Entries from a dataset of interfaces:
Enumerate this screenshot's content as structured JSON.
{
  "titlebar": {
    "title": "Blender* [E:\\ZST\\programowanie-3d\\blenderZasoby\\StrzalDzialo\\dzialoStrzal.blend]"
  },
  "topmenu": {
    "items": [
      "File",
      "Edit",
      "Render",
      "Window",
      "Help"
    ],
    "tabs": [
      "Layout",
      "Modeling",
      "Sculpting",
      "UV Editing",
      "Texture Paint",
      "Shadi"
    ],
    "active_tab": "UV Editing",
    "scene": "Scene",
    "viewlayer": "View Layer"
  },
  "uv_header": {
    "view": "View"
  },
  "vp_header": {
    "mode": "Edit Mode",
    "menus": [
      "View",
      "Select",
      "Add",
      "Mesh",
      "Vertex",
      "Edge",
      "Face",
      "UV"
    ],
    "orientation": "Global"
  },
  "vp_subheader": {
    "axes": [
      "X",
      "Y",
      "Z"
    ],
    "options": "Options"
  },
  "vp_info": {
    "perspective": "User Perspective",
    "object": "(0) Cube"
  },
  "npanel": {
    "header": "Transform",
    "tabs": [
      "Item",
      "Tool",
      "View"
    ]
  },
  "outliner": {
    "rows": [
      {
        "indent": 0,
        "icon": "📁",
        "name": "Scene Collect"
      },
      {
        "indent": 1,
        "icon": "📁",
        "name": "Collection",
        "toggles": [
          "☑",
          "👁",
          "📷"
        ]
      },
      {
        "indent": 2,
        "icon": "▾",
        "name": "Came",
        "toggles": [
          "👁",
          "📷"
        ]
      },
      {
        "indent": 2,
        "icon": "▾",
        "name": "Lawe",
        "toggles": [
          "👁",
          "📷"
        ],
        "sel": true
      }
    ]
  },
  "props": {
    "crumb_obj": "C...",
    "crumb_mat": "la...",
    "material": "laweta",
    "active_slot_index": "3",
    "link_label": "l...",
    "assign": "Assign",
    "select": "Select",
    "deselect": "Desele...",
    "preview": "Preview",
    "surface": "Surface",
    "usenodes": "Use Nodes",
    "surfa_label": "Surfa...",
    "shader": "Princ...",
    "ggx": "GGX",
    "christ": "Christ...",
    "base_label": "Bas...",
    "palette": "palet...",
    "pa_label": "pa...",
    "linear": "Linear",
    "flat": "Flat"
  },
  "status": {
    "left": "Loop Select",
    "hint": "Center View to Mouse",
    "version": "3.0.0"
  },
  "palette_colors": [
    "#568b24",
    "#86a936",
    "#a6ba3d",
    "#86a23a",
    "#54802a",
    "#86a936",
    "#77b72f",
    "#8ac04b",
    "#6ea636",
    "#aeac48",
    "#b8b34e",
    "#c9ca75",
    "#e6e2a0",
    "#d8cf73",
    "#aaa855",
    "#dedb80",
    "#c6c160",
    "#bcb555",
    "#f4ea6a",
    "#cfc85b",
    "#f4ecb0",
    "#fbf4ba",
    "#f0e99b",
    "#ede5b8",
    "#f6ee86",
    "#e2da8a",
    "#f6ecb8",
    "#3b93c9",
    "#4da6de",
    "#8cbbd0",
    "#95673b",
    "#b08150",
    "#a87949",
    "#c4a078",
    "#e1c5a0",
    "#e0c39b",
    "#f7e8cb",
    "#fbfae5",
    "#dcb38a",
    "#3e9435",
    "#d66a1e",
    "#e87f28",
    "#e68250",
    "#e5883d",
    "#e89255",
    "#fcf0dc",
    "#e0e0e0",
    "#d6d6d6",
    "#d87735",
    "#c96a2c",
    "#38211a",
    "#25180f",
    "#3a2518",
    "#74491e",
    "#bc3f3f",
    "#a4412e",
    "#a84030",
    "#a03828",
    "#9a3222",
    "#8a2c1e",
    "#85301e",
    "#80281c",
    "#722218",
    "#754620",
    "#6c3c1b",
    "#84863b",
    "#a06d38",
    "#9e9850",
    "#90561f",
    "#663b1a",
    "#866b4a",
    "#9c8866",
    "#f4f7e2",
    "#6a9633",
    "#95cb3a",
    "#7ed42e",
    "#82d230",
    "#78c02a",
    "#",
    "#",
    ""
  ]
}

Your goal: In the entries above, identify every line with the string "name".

Result of this exercise:
        "name": "Scene Collect"
        "name": "Collection",
        "name": "Came",
        "name": "Lawe",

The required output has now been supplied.